Segment Start: DATA SUPPLIED

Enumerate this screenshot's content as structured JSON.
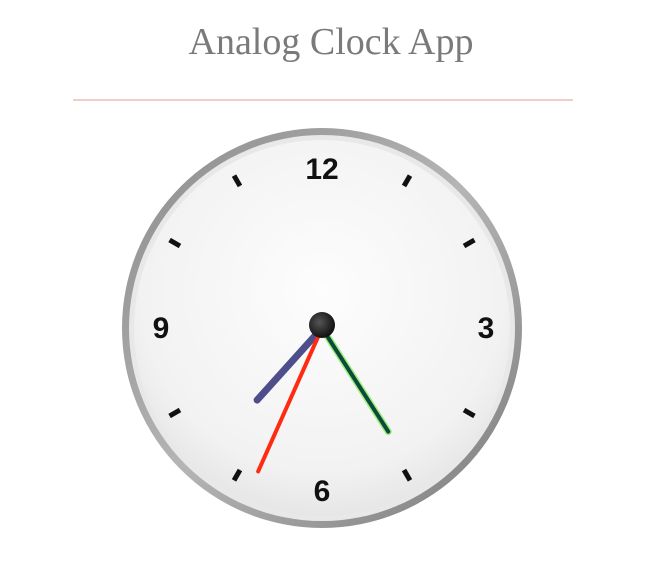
{
  "app": {
    "title": "Analog Clock App"
  },
  "clock": {
    "numerals": {
      "twelve": "12",
      "three": "3",
      "six": "6",
      "nine": "9"
    },
    "time": {
      "hours": 7,
      "minutes": 24,
      "seconds": 34
    },
    "colors": {
      "hour_hand": "#4e4e8c",
      "minute_hand": "#0d4a3c",
      "minute_hand_glow": "#9bf07a",
      "second_hand": "#ff2a12",
      "rim": "#8c8c8c",
      "face": "#f4f4f4",
      "divider": "#f3cdca",
      "title": "#7a7a7a"
    }
  }
}
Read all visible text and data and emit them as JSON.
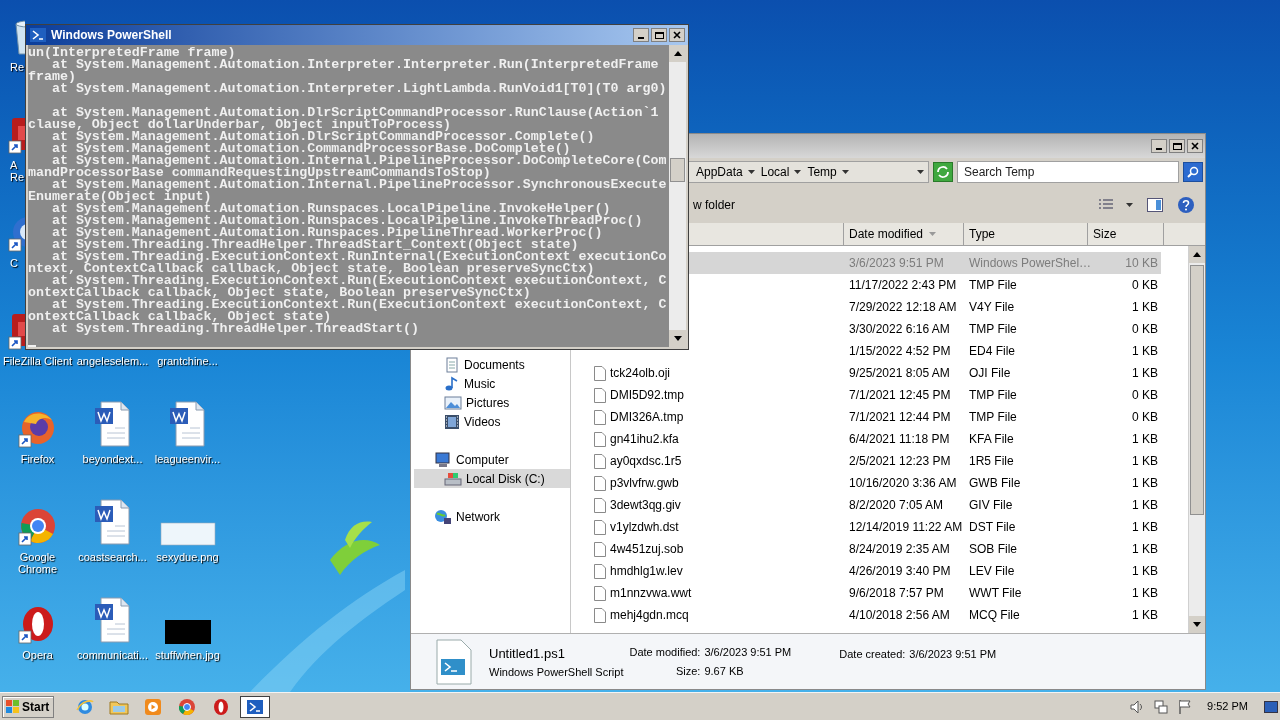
{
  "desktop": {
    "icons": [
      {
        "kind": "recycle",
        "cut": true,
        "lines": [
          "Re"
        ]
      },
      {
        "kind": "red-app",
        "cut": true,
        "lines": [
          "A",
          "Re"
        ]
      },
      {
        "kind": "cleaner",
        "cut": true,
        "lines": [
          "C"
        ]
      },
      {
        "kind": "red-app",
        "cut": true,
        "lines": [
          "FileZilla Client"
        ]
      },
      {
        "kind": "firefox",
        "lines": [
          "Firefox"
        ]
      },
      {
        "kind": "chrome",
        "lines": [
          "Google",
          "Chrome"
        ]
      },
      {
        "kind": "opera",
        "lines": [
          "Opera"
        ]
      },
      {
        "kind": "covered"
      },
      {
        "kind": "covered"
      },
      {
        "kind": "covered"
      },
      {
        "kind": "label-only",
        "lines": [
          "angeleselem..."
        ]
      },
      {
        "kind": "word",
        "lines": [
          "beyondext..."
        ]
      },
      {
        "kind": "word",
        "lines": [
          "coastsearch..."
        ]
      },
      {
        "kind": "word",
        "lines": [
          "communicati..."
        ]
      },
      {
        "kind": "covered"
      },
      {
        "kind": "covered"
      },
      {
        "kind": "covered"
      },
      {
        "kind": "label-only",
        "lines": [
          "grantchine..."
        ]
      },
      {
        "kind": "word",
        "lines": [
          "leagueenvir..."
        ]
      },
      {
        "kind": "image-light",
        "lines": [
          "sexydue.png"
        ]
      },
      {
        "kind": "image-dark",
        "lines": [
          "stuffwhen.jpg"
        ]
      }
    ]
  },
  "powershell": {
    "title": "Windows PowerShell",
    "lines": [
      {
        "kind": "text",
        "text": "un(InterpretedFrame frame)"
      },
      {
        "kind": "text",
        "text": "   at System.Management.Automation.Interpreter.Interpreter.Run(InterpretedFrame"
      },
      {
        "kind": "text",
        "text": "frame)"
      },
      {
        "kind": "text",
        "text": "   at System.Management.Automation.Interpreter.LightLambda.RunVoid1[T0](T0 arg0)"
      },
      {
        "kind": "blank"
      },
      {
        "kind": "text",
        "text": "   at System.Management.Automation.DlrScriptCommandProcessor.RunClause(Action`1"
      },
      {
        "kind": "text",
        "text": "clause, Object dollarUnderbar, Object inputToProcess)"
      },
      {
        "kind": "text",
        "text": "   at System.Management.Automation.DlrScriptCommandProcessor.Complete()"
      },
      {
        "kind": "text",
        "text": "   at System.Management.Automation.CommandProcessorBase.DoComplete()"
      },
      {
        "kind": "text",
        "text": "   at System.Management.Automation.Internal.PipelineProcessor.DoCompleteCore(Com"
      },
      {
        "kind": "text",
        "text": "mandProcessorBase commandRequestingUpstreamCommandsToStop)"
      },
      {
        "kind": "text",
        "text": "   at System.Management.Automation.Internal.PipelineProcessor.SynchronousExecute"
      },
      {
        "kind": "text",
        "text": "Enumerate(Object input)"
      },
      {
        "kind": "text",
        "text": "   at System.Management.Automation.Runspaces.LocalPipeline.InvokeHelper()"
      },
      {
        "kind": "text",
        "text": "   at System.Management.Automation.Runspaces.LocalPipeline.InvokeThreadProc()"
      },
      {
        "kind": "text",
        "text": "   at System.Management.Automation.Runspaces.PipelineThread.WorkerProc()"
      },
      {
        "kind": "text",
        "text": "   at System.Threading.ThreadHelper.ThreadStart_Context(Object state)"
      },
      {
        "kind": "text",
        "text": "   at System.Threading.ExecutionContext.RunInternal(ExecutionContext executionCo"
      },
      {
        "kind": "text",
        "text": "ntext, ContextCallback callback, Object state, Boolean preserveSyncCtx)"
      },
      {
        "kind": "text",
        "text": "   at System.Threading.ExecutionContext.Run(ExecutionContext executionContext, C"
      },
      {
        "kind": "text",
        "text": "ontextCallback callback, Object state, Boolean preserveSyncCtx)"
      },
      {
        "kind": "text",
        "text": "   at System.Threading.ExecutionContext.Run(ExecutionContext executionContext, C"
      },
      {
        "kind": "text",
        "text": "ontextCallback callback, Object state)"
      },
      {
        "kind": "text",
        "text": "   at System.Threading.ThreadHelper.ThreadStart()"
      },
      {
        "kind": "cursor"
      }
    ]
  },
  "explorer": {
    "breadcrumb": [
      "AppData",
      "Local",
      "Temp"
    ],
    "search": {
      "placeholder": "Search Temp"
    },
    "toolbar": {
      "new_folder": "w folder"
    },
    "columns": [
      {
        "label": "Date modified",
        "sorted": true
      },
      {
        "label": "Type",
        "sorted": false
      },
      {
        "label": "Size",
        "sorted": false
      }
    ],
    "nav": [
      {
        "children": [
          {
            "label": "Documents",
            "kind": "documents",
            "selected": false
          },
          {
            "label": "Music",
            "kind": "music",
            "selected": false
          },
          {
            "label": "Pictures",
            "kind": "pictures",
            "selected": false
          },
          {
            "label": "Videos",
            "kind": "videos",
            "selected": false
          }
        ]
      },
      {
        "label": "Computer",
        "kind": "computer",
        "selected": false,
        "children": [
          {
            "label": "Local Disk (C:)",
            "kind": "disk",
            "selected": true
          }
        ]
      },
      {
        "label": "Network",
        "kind": "network",
        "selected": false
      }
    ],
    "rows": [
      {
        "date": "3/6/2023 9:51 PM",
        "type": "Windows PowerShel…",
        "size": "10 KB",
        "selected": true
      },
      {
        "date": "11/17/2022 2:43 PM",
        "type": "TMP File",
        "size": "0 KB",
        "selected": false
      },
      {
        "date": "7/29/2022 12:18 AM",
        "type": "V4Y File",
        "size": "1 KB",
        "selected": false
      },
      {
        "date": "3/30/2022 6:16 AM",
        "type": "TMP File",
        "size": "0 KB",
        "selected": false
      },
      {
        "date": "1/15/2022 4:52 PM",
        "type": "ED4 File",
        "size": "1 KB",
        "selected": false
      },
      {
        "name": "tck24olb.oji",
        "date": "9/25/2021 8:05 AM",
        "type": "OJI File",
        "size": "1 KB",
        "selected": false
      },
      {
        "name": "DMI5D92.tmp",
        "date": "7/1/2021 12:45 PM",
        "type": "TMP File",
        "size": "0 KB",
        "selected": false
      },
      {
        "name": "DMI326A.tmp",
        "date": "7/1/2021 12:44 PM",
        "type": "TMP File",
        "size": "0 KB",
        "selected": false
      },
      {
        "name": "gn41ihu2.kfa",
        "date": "6/4/2021 11:18 PM",
        "type": "KFA File",
        "size": "1 KB",
        "selected": false
      },
      {
        "name": "ay0qxdsc.1r5",
        "date": "2/5/2021 12:23 PM",
        "type": "1R5 File",
        "size": "1 KB",
        "selected": false
      },
      {
        "name": "p3vlvfrw.gwb",
        "date": "10/16/2020 3:36 AM",
        "type": "GWB File",
        "size": "1 KB",
        "selected": false
      },
      {
        "name": "3dewt3qg.giv",
        "date": "8/2/2020 7:05 AM",
        "type": "GIV File",
        "size": "1 KB",
        "selected": false
      },
      {
        "name": "v1ylzdwh.dst",
        "date": "12/14/2019 11:22 AM",
        "type": "DST File",
        "size": "1 KB",
        "selected": false
      },
      {
        "name": "4w451zuj.sob",
        "date": "8/24/2019 2:35 AM",
        "type": "SOB File",
        "size": "1 KB",
        "selected": false
      },
      {
        "name": "hmdhlg1w.lev",
        "date": "4/26/2019 3:40 PM",
        "type": "LEV File",
        "size": "1 KB",
        "selected": false
      },
      {
        "name": "m1nnzvwa.wwt",
        "date": "9/6/2018 7:57 PM",
        "type": "WWT File",
        "size": "1 KB",
        "selected": false
      },
      {
        "name": "mehj4gdn.mcq",
        "date": "4/10/2018 2:56 AM",
        "type": "MCQ File",
        "size": "1 KB",
        "selected": false
      }
    ],
    "details": {
      "name": "Untitled1.ps1",
      "type": "Windows PowerShell Script",
      "fields": [
        {
          "label": "Date modified:",
          "value": "3/6/2023 9:51 PM"
        },
        {
          "label": "Size:",
          "value": "9.67 KB"
        },
        {
          "label": "Date created:",
          "value": "3/6/2023 9:51 PM"
        }
      ]
    }
  },
  "taskbar": {
    "start": "Start",
    "apps": [
      {
        "kind": "ie",
        "selected": false
      },
      {
        "kind": "folder",
        "selected": false
      },
      {
        "kind": "media",
        "selected": false
      },
      {
        "kind": "chrome",
        "selected": false
      },
      {
        "kind": "opera",
        "selected": false
      },
      {
        "kind": "powershell",
        "selected": true
      }
    ],
    "clock": "9:52 PM"
  }
}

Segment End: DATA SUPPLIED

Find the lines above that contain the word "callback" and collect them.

▶ **EXERCISE OUTPUT**:
        "text": "ntext, ContextCallback callback, Object state, Boolean preserveSyncCtx)"
        "text": "ontextCallback callback, Object state, Boolean preserveSyncCtx)"
        "text": "ontextCallback callback, Object state)"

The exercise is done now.